It's worth noting that transmission (in most link layers MPL/RPL care about) does not consume significantly more energy than reception. Therefore, one node that has a smaller Imin or Imax introduces an energy cost on *all* of the nodes around it.

A smaller Imin can double the latency of propagation over a single hop, as nodes, on receiving an update, receive multiple Trickle messages and so suppress for their first interval.

Depending on K, a difference in Imax can do more than just increase/reduce responsibility. It could actually lead to complete suppression. Consider the case where three nodes have Imax=t and one node has Imax=t+2 (so the actual time interval is 4 times greater). K<=3. The three nodes will almost always completely suppress the fourth node with the longer interval.
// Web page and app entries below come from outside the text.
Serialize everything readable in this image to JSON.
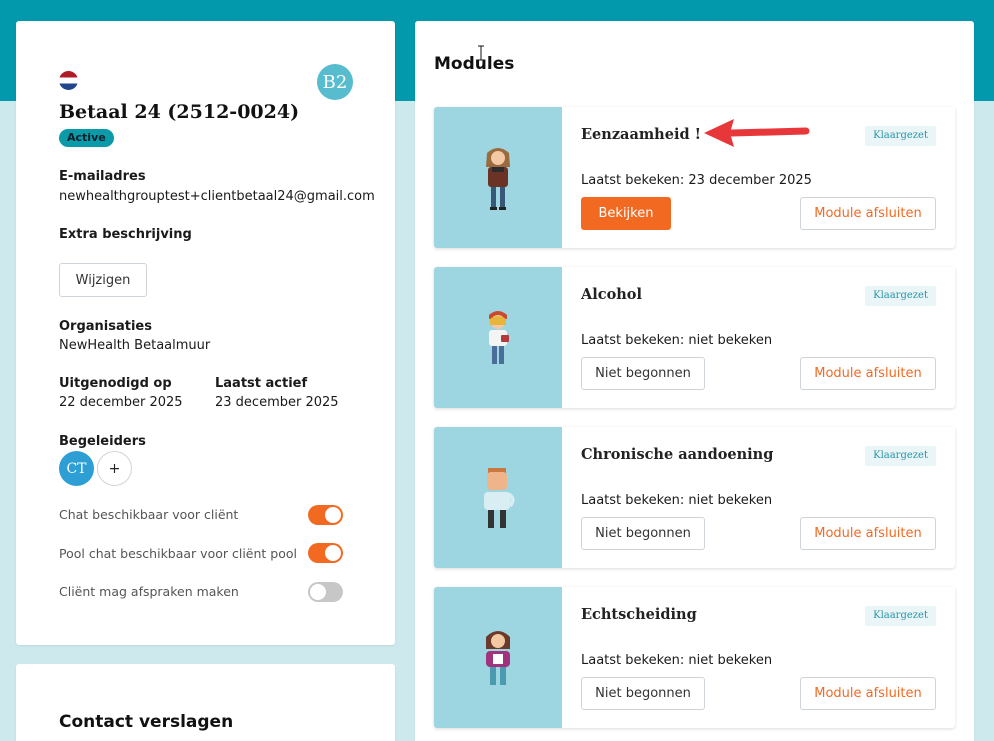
{
  "client": {
    "name": "Betaal 24 (2512-0024)",
    "status": "Active",
    "level_avatar": "B2",
    "flag_icon": "netherlands-flag-icon",
    "email_label": "E-mailadres",
    "email": "newhealthgrouptest+clientbetaal24@gmail.com",
    "extra_label": "Extra beschrijving",
    "edit_button": "Wijzigen",
    "org_label": "Organisaties",
    "org_value": "NewHealth Betaalmuur",
    "invited_label": "Uitgenodigd op",
    "invited_value": "22 december 2025",
    "last_active_label": "Laatst actief",
    "last_active_value": "23 december 2025",
    "coaches_label": "Begeleiders",
    "coach_initials": "CT",
    "add_coach": "+",
    "toggles": [
      {
        "label": "Chat beschikbaar voor cliënt",
        "on": true
      },
      {
        "label": "Pool chat beschikbaar voor cliënt pool",
        "on": true
      },
      {
        "label": "Cliënt mag afspraken maken",
        "on": false
      }
    ]
  },
  "contact": {
    "title": "Contact verslagen"
  },
  "modules": {
    "title": "Modules",
    "items": [
      {
        "name": "Eenzaamheid !",
        "tag": "Klaargezet",
        "seen": "Laatst bekeken: 23 december 2025",
        "action": "Bekijken",
        "action_primary": true,
        "close": "Module afsluiten",
        "illustration": "lonely-person-illustration"
      },
      {
        "name": "Alcohol",
        "tag": "Klaargezet",
        "seen": "Laatst bekeken: niet bekeken",
        "action": "Niet begonnen",
        "action_primary": false,
        "close": "Module afsluiten",
        "illustration": "alcohol-person-illustration"
      },
      {
        "name": "Chronische aandoening",
        "tag": "Klaargezet",
        "seen": "Laatst bekeken: niet bekeken",
        "action": "Niet begonnen",
        "action_primary": false,
        "close": "Module afsluiten",
        "illustration": "chronic-person-illustration"
      },
      {
        "name": "Echtscheiding",
        "tag": "Klaargezet",
        "seen": "Laatst bekeken: niet bekeken",
        "action": "Niet begonnen",
        "action_primary": false,
        "close": "Module afsluiten",
        "illustration": "divorce-person-illustration"
      }
    ]
  },
  "colors": {
    "brand_teal": "#0299ad",
    "accent_orange": "#f26a22",
    "annotation_red": "#e8373a"
  }
}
> 2) If a node have larger Imin/Imax, it takes less responsibility to send messages than surrounding nodes. As other nodes will send the message instead of the node with old parameters, effect for traffic load and e2e delay is negligible on dense mesh clusters. If the node with old parameters is on sparse area of a mesh network, larger Imin/Imax will cause larger e2e delay than new parameter's expectation untilthe node is updated.

You should disambiguate the effects of Imin and Imax. 

> 3) If a node have smaller K, it takes less responsibility to repeat messages than surrounding nodes. On dense network, the effect is negligible. On sparse network, messages pass through the node will have less reliability until the node is updated.

It also introduces uneven transmission load. A node with a higher K will transmit with a much higher probability that those with the lower K (within the logarithmic bounds introduced by packet loss).

I'd suggest re-reading 6206 (Section 6), which goes into greater detail than the bullet points above and is much more specific.

> 4) If a node have larger K, it will repeat almost all the messages. The area will have excessive traffic untile the node is updated.
> 

This is not true. Note that packet loss/imperfect duplicate suppression/uneven topologies often cause some nodes to receive more than K packets. Again, I'd suggest re-reading 6206.

Phil